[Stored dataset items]

========

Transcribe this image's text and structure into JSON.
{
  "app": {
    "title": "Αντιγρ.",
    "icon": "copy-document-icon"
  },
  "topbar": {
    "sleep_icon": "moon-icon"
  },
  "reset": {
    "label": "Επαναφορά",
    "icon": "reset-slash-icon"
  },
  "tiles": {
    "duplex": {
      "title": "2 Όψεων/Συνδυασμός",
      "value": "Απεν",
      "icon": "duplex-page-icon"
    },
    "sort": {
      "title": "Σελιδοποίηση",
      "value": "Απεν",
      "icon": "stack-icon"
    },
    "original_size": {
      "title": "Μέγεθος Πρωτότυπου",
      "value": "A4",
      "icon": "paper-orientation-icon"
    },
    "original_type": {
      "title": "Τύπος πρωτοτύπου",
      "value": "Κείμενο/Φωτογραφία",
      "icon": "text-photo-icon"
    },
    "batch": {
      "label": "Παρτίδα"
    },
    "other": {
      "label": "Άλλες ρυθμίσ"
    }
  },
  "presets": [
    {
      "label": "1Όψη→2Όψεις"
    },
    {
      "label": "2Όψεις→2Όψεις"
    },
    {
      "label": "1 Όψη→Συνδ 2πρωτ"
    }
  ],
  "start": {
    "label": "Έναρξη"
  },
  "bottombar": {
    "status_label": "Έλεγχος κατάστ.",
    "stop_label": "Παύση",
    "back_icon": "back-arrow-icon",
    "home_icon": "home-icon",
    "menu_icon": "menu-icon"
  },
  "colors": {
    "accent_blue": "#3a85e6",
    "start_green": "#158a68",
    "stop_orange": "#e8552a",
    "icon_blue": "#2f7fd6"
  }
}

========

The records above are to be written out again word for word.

= Task output =
Transcribe this image's text and structure into JSON.
{
  "app": {
    "title": "Αντιγρ.",
    "icon": "copy-document-icon"
  },
  "topbar": {
    "sleep_icon": "moon-icon"
  },
  "reset": {
    "label": "Επαναφορά",
    "icon": "reset-slash-icon"
  },
  "tiles": {
    "duplex": {
      "title": "2 Όψεων/Συνδυασμός",
      "value": "Απεν",
      "icon": "duplex-page-icon"
    },
    "sort": {
      "title": "Σελιδοποίηση",
      "value": "Απεν",
      "icon": "stack-icon"
    },
    "original_size": {
      "title": "Μέγεθος Πρωτότυπου",
      "value": "A4",
      "icon": "paper-orientation-icon"
    },
    "original_type": {
      "title": "Τύπος πρωτοτύπου",
      "value": "Κείμενο/Φωτογραφία",
      "icon": "text-photo-icon"
    },
    "batch": {
      "label": "Παρτίδα"
    },
    "other": {
      "label": "Άλλες ρυθμίσ"
    }
  },
  "presets": [
    {
      "label": "1Όψη→2Όψεις"
    },
    {
      "label": "2Όψεις→2Όψεις"
    },
    {
      "label": "1 Όψη→Συνδ 2πρωτ"
    }
  ],
  "start": {
    "label": "Έναρξη"
  },
  "bottombar": {
    "status_label": "Έλεγχος κατάστ.",
    "stop_label": "Παύση",
    "back_icon": "back-arrow-icon",
    "home_icon": "home-icon",
    "menu_icon": "menu-icon"
  },
  "colors": {
    "accent_blue": "#3a85e6",
    "start_green": "#158a68",
    "stop_orange": "#e8552a",
    "icon_blue": "#2f7fd6"
  }
}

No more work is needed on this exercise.